Exercise brief: Every line in the entries that holds the word "description" counts toward the answer, which should be a single number.

### Source information ###

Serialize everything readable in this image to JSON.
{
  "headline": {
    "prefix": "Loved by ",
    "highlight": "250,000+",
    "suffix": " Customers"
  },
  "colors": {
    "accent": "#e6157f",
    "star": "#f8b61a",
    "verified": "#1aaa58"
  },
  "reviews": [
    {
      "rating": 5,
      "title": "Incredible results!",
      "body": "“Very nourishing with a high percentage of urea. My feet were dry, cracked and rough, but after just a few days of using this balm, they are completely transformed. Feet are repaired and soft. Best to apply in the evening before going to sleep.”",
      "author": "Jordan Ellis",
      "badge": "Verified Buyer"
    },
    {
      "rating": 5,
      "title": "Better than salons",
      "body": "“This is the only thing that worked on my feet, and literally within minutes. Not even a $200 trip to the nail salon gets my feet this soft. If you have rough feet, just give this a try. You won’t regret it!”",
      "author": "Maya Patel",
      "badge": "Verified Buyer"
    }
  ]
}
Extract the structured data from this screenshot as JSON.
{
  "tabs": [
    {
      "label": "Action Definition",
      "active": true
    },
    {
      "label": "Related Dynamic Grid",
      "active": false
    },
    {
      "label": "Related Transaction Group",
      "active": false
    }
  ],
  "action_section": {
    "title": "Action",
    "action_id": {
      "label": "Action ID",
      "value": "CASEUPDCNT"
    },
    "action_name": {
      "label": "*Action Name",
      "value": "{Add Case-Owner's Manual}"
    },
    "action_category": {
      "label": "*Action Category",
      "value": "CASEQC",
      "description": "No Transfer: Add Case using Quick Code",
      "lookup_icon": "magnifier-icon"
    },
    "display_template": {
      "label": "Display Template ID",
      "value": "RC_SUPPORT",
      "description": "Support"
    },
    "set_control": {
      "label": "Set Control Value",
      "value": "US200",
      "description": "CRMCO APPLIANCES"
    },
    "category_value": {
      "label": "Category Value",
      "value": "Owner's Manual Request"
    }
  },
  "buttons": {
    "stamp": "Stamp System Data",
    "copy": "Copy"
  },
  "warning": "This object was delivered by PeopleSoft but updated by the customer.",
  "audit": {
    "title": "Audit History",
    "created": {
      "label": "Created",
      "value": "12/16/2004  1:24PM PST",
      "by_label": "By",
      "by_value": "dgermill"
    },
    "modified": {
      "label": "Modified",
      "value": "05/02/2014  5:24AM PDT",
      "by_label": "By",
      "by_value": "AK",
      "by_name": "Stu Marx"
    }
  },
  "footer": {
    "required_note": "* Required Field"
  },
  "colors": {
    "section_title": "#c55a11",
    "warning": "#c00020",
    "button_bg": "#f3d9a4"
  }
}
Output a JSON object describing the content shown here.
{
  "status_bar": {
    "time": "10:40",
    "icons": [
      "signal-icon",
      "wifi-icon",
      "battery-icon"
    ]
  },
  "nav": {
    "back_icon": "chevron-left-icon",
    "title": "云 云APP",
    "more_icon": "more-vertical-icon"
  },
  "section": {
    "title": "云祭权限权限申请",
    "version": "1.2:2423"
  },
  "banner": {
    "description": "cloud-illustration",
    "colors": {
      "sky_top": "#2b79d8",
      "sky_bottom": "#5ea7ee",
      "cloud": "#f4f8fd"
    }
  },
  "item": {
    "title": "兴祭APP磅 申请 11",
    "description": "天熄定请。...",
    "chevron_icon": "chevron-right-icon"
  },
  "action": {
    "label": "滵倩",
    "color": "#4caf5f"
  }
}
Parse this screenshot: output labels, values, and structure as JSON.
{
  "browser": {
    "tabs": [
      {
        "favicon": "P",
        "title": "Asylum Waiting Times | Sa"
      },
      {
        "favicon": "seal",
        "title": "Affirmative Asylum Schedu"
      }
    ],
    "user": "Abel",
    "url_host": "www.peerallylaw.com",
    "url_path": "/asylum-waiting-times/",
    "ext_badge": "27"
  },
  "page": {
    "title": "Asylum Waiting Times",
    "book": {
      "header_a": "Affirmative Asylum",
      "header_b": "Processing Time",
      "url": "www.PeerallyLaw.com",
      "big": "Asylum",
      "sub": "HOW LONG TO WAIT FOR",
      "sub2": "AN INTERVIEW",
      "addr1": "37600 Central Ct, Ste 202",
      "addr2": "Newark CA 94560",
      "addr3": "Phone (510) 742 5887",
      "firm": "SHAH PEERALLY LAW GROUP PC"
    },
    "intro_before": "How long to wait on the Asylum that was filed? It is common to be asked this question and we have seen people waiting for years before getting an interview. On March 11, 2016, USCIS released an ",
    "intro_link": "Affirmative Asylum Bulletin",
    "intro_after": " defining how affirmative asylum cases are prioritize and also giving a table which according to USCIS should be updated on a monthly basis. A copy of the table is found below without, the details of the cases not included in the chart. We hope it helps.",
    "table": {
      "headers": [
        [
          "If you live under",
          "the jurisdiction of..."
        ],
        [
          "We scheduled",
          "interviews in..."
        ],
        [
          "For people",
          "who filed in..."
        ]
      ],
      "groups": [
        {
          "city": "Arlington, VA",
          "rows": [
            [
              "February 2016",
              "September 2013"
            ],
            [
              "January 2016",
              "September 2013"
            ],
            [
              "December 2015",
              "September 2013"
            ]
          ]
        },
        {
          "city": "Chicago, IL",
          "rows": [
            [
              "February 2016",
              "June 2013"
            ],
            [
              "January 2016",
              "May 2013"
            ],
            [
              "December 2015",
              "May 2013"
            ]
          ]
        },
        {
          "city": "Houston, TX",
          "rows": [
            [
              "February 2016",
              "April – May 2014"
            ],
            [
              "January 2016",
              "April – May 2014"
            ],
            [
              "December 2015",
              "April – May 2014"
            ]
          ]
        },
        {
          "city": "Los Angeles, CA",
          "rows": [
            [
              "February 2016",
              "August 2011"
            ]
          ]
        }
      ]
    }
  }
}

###

Output for this exercise: 5